“Once I had had my kids we moved. Unfortunately we split up, but I loved the area and stayed around for the kids and settled here and I’ve been here 10 years now.”
But the members of Viva Stereo gradually spread out across the country and eventually they could no longer make it work to play and record.
“When I moved up here it became harder and it just got to the point we couldn’t do it any more.
“But I still had that itch and thought ‘I’ll do it by myself then’,” said Rob.
The Paper Machine Music album Glimpse took a few years to put together in the end.
“It was over a long period of time,” Rob confirmed. “I hadn’t done any recording properly for a couple of years with the age of the kids.
“But I’ve got a wee studio in the house and I’ve got a drum kit I can play well enough and I have a bass – I played that for years, so I could sort of do it all myself.
“I had three or four tunes and could start on those and then I had other ideas.
“It was that thing where being creative I find it inspires more. Once you start you become more inspired and you get other ideas and you start feeding off it yourself. It probably took me about two or three years to record everything, so overall it was about two and a half years from start to finish.”
Rob laughed: “My wife felt I was going too slow and she gave me a deadline to finish by which I thank her for because otherwise I would have kept on tinkering! I was given six months which was feasible – though I missed the deadline, to be honest. But it was close!”
Rob had a celebration, a listening party – hiring a little venue, playing an acoustic gig then listening to the album while enjoying a few beers with friends and family.
And he had more to celebrate when sending the album to his must-listen radio station 6 Music paid off – Gideon Coe championed it and played it three times over several weeks which gave it profile.
“That was great, a real vindication – I have spent half my life listening to 6 Music. And it was great for album sales as well,” laughed Rob.
He had invited King Creosote to be one of the guest voices on the album. Kenny Anderson was someone Rob and Viva Stereo had got friendly with, playing the Home Game festival in Anstruther and appearing on each other’s work before. Rob thinks 80 per cent of the album was recorded in his own studio, the album produced and mixed by Derek O’Neill, engineer at Chem19 and King Creosote touring keyboard player. Also guesting on Glimpse is Steve Lamacq favourite Lonely Tourist/Plume of Feathers singer Paul Tierney (The Iron Heel) and De-Fence label boss Onthefly helped out on drums on three songs.
Rob says Paper Machine Music is influenced by albums from the 90s/2000s including Pavement, Spiritualized, Portishead.
And the music genre where Paper Machine Music lives?
“For want of a better term, indie rock,” he laughed. “I’m a big fan of The Beta Band and Primal Scream and Spiritualized, so it is that sort of droney sound. But I’m a big fan of Pavement and Parquet Courts, so there is a bit of urgency as well.
“And you can dance to it. It is danceable!”
Rob has assembled his ideal group of musicians to play the Inverness and Garmouth gigs this weekend.
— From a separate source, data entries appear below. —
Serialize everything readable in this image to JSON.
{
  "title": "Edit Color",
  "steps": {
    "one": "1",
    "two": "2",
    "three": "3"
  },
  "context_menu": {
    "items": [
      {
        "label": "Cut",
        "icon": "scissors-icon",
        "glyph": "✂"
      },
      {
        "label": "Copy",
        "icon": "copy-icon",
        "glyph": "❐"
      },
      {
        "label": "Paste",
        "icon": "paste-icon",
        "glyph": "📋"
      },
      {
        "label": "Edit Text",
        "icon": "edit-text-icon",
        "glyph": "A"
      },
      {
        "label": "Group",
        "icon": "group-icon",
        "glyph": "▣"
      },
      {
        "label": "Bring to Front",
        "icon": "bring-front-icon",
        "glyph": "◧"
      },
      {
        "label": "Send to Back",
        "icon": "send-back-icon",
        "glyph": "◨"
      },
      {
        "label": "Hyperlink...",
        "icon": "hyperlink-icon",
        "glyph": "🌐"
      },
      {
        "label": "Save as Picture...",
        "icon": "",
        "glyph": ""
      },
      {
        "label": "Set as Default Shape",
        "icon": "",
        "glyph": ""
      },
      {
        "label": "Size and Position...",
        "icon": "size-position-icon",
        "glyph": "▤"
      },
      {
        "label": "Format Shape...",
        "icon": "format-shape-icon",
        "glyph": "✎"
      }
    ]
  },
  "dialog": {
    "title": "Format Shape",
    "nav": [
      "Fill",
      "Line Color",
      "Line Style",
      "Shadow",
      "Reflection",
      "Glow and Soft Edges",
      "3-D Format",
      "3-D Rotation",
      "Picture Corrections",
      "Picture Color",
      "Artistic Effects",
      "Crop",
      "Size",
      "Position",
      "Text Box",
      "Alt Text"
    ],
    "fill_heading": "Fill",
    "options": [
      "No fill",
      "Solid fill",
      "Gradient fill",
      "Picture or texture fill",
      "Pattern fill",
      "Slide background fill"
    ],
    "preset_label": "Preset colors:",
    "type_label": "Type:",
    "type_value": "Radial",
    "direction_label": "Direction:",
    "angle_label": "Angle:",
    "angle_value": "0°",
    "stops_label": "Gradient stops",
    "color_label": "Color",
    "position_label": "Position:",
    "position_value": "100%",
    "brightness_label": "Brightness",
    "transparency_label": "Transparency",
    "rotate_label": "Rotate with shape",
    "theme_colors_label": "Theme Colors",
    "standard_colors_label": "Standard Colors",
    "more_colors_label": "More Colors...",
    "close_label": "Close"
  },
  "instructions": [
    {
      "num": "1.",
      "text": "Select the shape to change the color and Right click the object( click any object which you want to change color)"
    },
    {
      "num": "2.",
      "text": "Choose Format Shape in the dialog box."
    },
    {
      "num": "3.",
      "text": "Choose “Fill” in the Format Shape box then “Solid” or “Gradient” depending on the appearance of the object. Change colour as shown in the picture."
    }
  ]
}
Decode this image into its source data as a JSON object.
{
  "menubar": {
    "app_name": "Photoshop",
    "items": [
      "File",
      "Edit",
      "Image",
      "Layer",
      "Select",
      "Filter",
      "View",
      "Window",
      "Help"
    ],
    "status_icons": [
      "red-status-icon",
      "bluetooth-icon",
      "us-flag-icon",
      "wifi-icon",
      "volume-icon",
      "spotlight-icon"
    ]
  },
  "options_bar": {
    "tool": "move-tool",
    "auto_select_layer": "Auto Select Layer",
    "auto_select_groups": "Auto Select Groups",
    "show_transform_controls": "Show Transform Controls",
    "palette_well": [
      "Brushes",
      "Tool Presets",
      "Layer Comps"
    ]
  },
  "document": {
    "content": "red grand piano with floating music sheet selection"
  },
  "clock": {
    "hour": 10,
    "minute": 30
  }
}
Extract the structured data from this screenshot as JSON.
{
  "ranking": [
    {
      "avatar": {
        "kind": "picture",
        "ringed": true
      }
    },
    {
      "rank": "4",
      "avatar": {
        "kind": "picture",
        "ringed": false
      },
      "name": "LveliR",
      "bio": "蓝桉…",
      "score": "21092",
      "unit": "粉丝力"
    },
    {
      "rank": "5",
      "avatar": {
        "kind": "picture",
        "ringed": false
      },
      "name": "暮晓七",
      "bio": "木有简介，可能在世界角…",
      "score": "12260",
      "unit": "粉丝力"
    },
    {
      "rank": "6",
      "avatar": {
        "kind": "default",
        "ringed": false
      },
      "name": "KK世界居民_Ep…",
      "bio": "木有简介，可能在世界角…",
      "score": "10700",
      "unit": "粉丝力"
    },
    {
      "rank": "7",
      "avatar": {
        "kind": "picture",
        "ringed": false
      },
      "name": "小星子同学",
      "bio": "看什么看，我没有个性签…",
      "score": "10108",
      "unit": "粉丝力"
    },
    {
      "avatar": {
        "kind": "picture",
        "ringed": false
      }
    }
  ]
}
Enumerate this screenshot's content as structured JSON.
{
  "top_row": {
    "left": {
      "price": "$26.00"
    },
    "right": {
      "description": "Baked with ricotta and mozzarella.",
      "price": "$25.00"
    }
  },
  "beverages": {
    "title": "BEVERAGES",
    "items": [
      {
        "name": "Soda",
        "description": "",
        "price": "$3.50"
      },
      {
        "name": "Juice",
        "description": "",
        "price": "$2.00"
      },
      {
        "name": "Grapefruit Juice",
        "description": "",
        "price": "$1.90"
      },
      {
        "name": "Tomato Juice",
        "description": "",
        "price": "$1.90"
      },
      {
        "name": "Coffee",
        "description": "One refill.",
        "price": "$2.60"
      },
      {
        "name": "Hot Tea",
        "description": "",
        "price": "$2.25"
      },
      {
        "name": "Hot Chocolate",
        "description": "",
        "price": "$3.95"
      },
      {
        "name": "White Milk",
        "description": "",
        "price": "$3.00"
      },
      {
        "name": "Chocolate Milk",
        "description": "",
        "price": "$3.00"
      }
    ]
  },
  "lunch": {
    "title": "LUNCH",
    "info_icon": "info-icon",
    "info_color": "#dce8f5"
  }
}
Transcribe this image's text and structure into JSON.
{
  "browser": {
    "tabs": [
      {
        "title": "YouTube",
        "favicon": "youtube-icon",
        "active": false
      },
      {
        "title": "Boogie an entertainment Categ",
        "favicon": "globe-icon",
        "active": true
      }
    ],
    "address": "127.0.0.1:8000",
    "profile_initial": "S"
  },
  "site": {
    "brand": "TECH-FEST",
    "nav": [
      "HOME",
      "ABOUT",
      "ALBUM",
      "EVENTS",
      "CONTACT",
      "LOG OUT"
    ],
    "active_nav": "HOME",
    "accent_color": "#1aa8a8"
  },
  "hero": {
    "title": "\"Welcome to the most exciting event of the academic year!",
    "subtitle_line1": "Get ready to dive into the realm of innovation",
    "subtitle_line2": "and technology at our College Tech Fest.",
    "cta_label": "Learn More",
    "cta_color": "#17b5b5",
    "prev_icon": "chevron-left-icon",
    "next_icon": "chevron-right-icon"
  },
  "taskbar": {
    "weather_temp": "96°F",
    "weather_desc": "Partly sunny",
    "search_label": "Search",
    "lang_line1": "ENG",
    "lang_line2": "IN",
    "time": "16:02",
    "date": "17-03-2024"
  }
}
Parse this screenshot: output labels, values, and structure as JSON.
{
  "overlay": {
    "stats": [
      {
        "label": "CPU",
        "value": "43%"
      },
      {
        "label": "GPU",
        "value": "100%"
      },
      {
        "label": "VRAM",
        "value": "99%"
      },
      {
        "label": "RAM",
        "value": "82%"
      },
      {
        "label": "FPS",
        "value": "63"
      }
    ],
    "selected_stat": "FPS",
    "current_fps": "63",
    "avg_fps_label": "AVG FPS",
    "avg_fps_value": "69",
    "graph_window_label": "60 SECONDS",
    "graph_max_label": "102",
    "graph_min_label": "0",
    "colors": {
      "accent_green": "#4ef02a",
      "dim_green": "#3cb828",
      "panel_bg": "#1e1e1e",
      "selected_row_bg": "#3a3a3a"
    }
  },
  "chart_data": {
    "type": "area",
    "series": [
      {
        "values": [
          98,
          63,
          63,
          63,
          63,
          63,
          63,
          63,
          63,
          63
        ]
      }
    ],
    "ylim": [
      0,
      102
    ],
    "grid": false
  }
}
“We always had good gigs in hotels and faraway places,” he said, looking forward to playing live with drummer Jason Dorey, bassist Philip Wickes and guitarist Steve Morton.
“It will be noisy because I like my noise – I am all for making things louder,” Rob said.
Having fun with his music is important to him, his nine to five day job paying the bills to leave time and space for his music.
“You are playing music, it’s not working music – it’s playing it,” Rob said.
“I read that in a bass player’s biography a few years ago.
“He had been burned by the music industry, had been in a band and got ripped off and was left with nothing.
“But he said ‘I enjoy playing music and I enjoyed my time and I am still playing music. I’m not working music.’.”
Paper Machine Music play the Market Bar, Inverness, on Friday, October 18 from 10.30pm with an acoustic set followed by the band. And on Saturday, they play the Garmouth Hotel from 9pm. The CD will be on sale at the gig, numbered and handmade and if you can’t make the gig, you can buy from a limited edition of 100 handmade, spray-painted and stamped copies from https://papermachinemusic.bandcamp.com